I shredded some newspaper on top of the coir, and sprayed it with water. That seems to keep the coir from drying out too fast, and it's more material for the worms to work on. You may want to keep the lid off for a couple hours in a brighly lit room to make sure the worms dig down into the coir instead of trying to crawl out of the bin. They seem to get confused when they're first put in there, and if the bin is in the dark right away they are just as likely to crawl up the side of the container -- or out the screened holes -- as they are to dig down. Once they made it into the coir I haven't had any problems with escapees.

How much do you feed your worms? I have yet to measure anything so I can't give you a precise answer. You want to make sure whatever you add can be buried within your bedding material because you don't want to stink up the place or overwhelm the worms. I've been checking the bin every few days and if what I put there before has been mostly broken down then I'll add a little more.

Getting the bin cat-scanned is optional -- for the worms. Maybe not for the cat.

Natural Pest Control -- Slithery Edition

The moles (voles?) have been taking a toll on our lawn this year. Strange patterns are written all over in dead grass, where their tunnels have disturbed the roots enough to kill it. Since we're organic, we won't poison them. We don't like killing things anyway, which makes them hard to control.

Yesterday I found out that help is already on its way.

"Help," in this case, is in the form of a 3 to 4 foot long black snake. I didn't get a good enough look for positive identification. It's either a black rat snake or a black racer. In my book, a snake that size is "giant," especially when I almost stepped on him, and of course my first reaction was to scream. His response was to vibrate his tail really fast, mimicking a rattler (I've since read that is pretty common among non-venomous snakes). My second reaction was to bang frantically on the back door until my husband came out. I needed him out there not to protect me, but to keep an eye on where the snake went while I ran for my camera. The slithery one is living in a hole in the flower bed next to my kitchen window, and unfortunately was most of the way home before I had a chance to snap the pic.

When we bought this house a year and a half ago, the yard was beautifully kept but, like most suburban yards, it seemed so.... sterile. We didn't even have that many squirrels last summer. Not that we need a lot of squirrels! But with our previous yard we just grew used to having all sorts of animals around (eventually I even came face to face with the coyote that was sleeping in my compost pile!) and it made the view out the back window much more interesting.

In the time we've been here, though, we've been seeing steadily more wildlife, thanks no doubt to the bird feeders and the lack of poisons. In addition to the snake, another newcomer is a chipmunk we spotted this weekend on our back porch.
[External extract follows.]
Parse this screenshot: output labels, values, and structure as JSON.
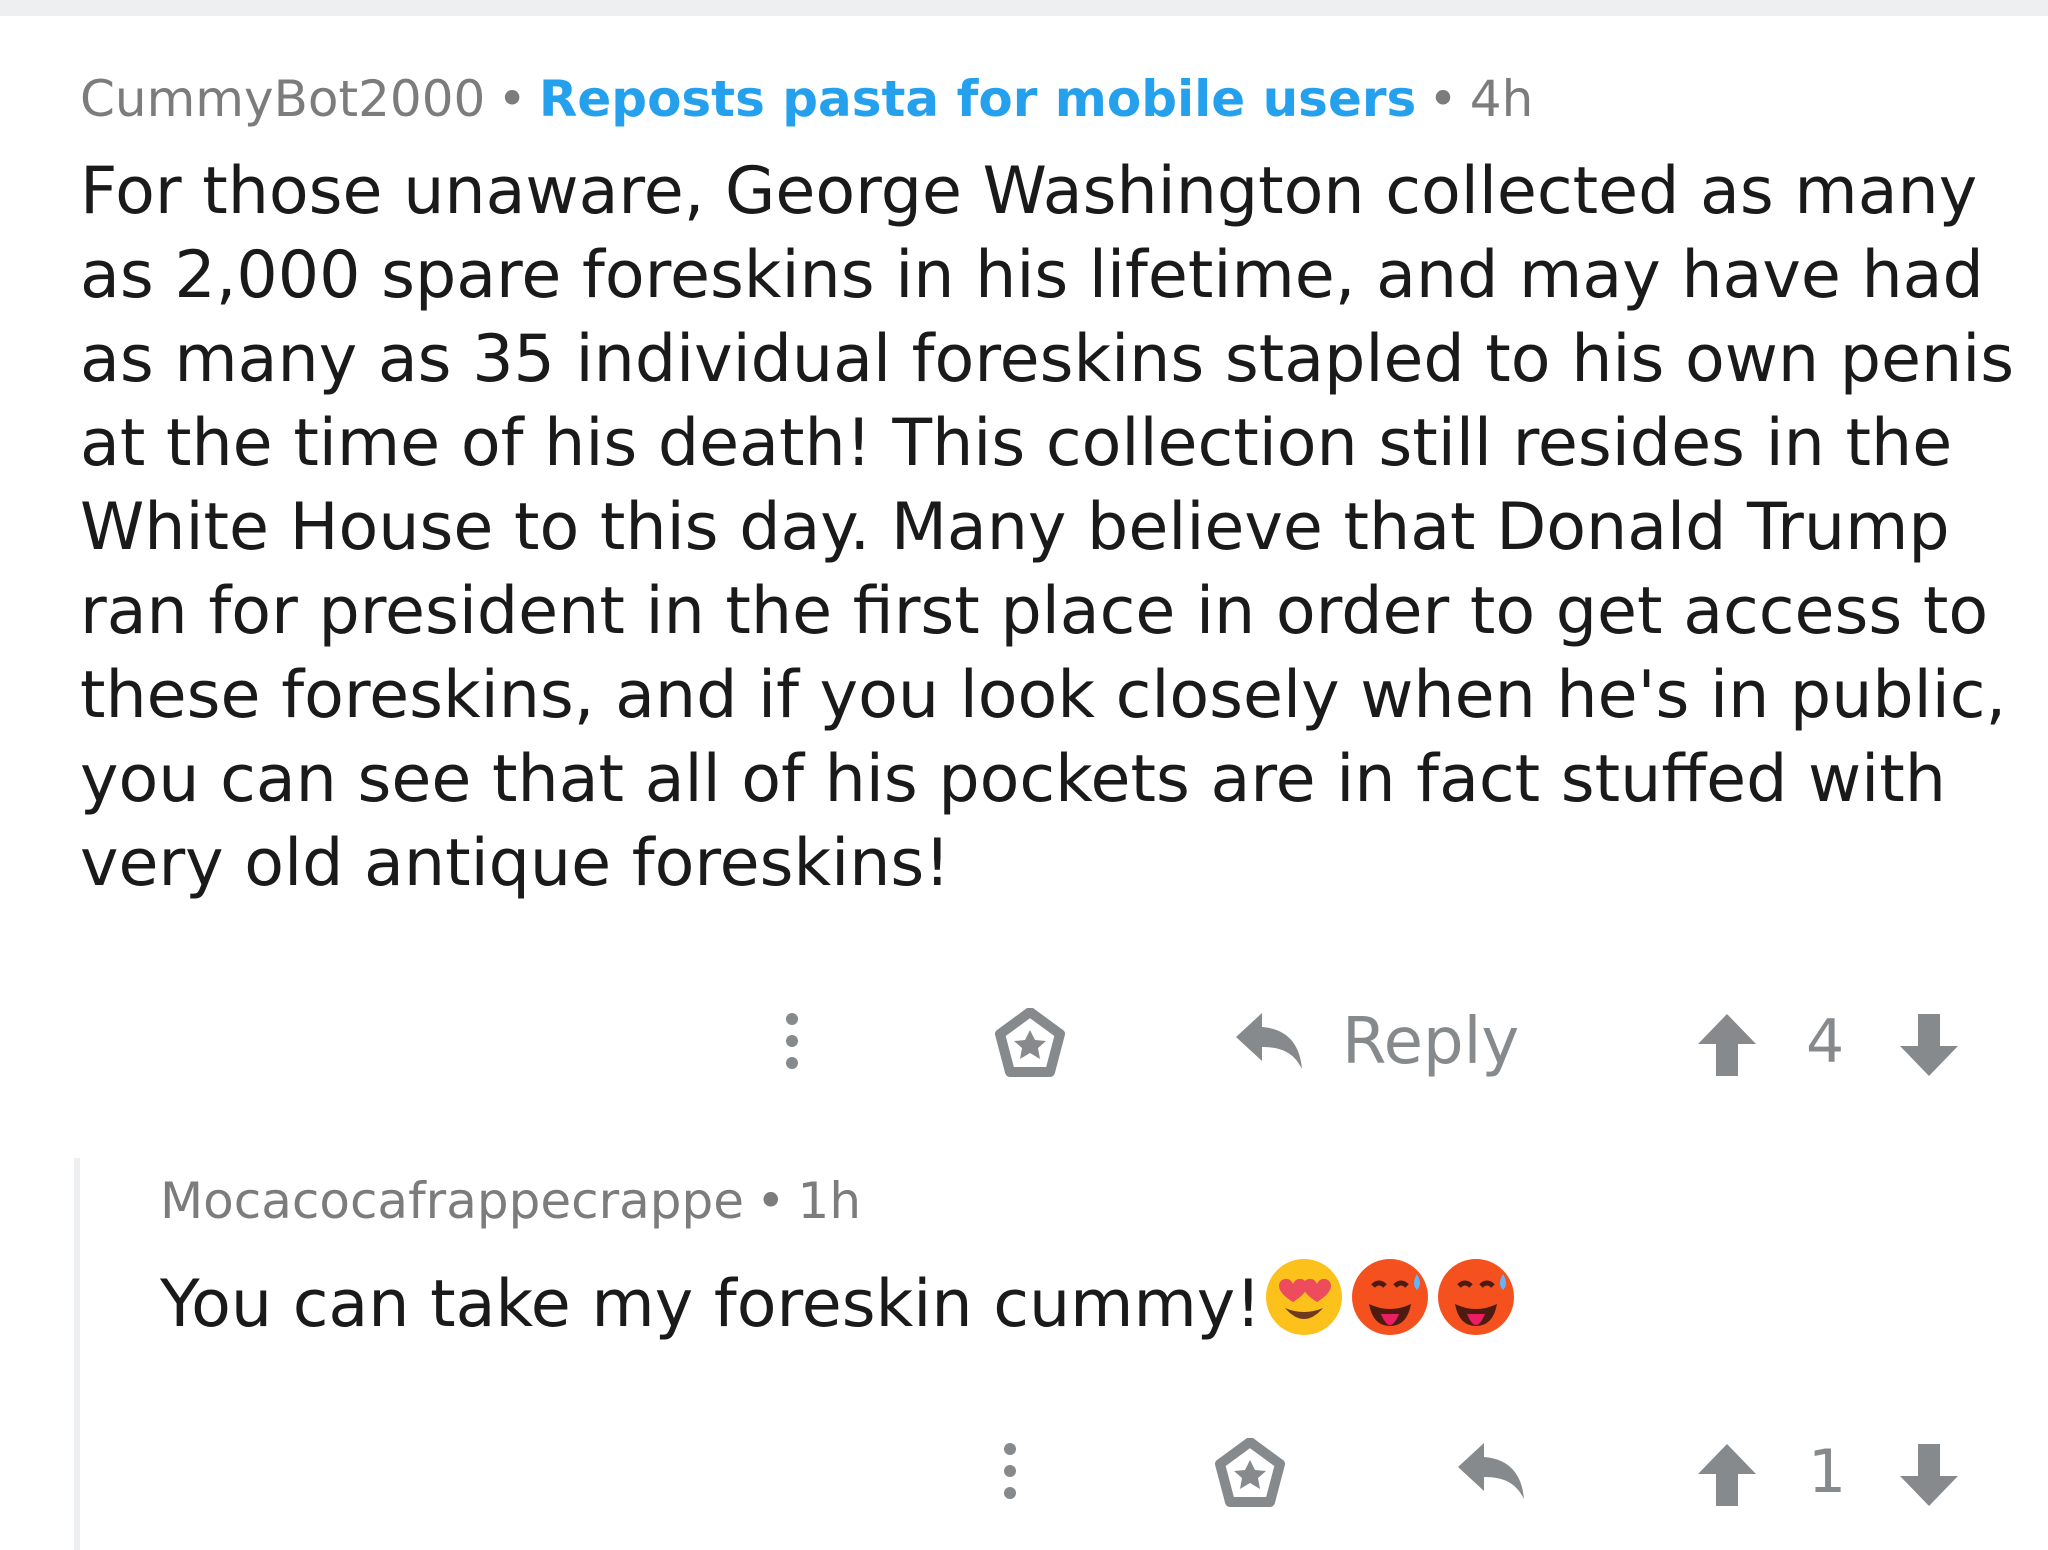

In addition to the chipmunk and snake, here are the other creatures we've encountered out back:
- Lots of birds, most are common ones (sparrows, robbins, finches, starlings, etc.)
- Woodpeckers: downy and flicker
- An unidentified hawk or two
- An occasional owl passer-by (never to be seen, only heard)
- Raccoon
- Squirrels
- Rabbits (although none in the back yard this year... maybe because of the snake)
- Moles (or voles... I don't know how to tell the difference)
- Mice

Some of the critters are pests, but once you make your yard inviting to urban wildlife, you don't exactly get to choose which wildlife must remain on the other side of the fence. So we take the "bad" with the good. And it's always interesting to see what nature sends around when the "bad" starts to get out of hand.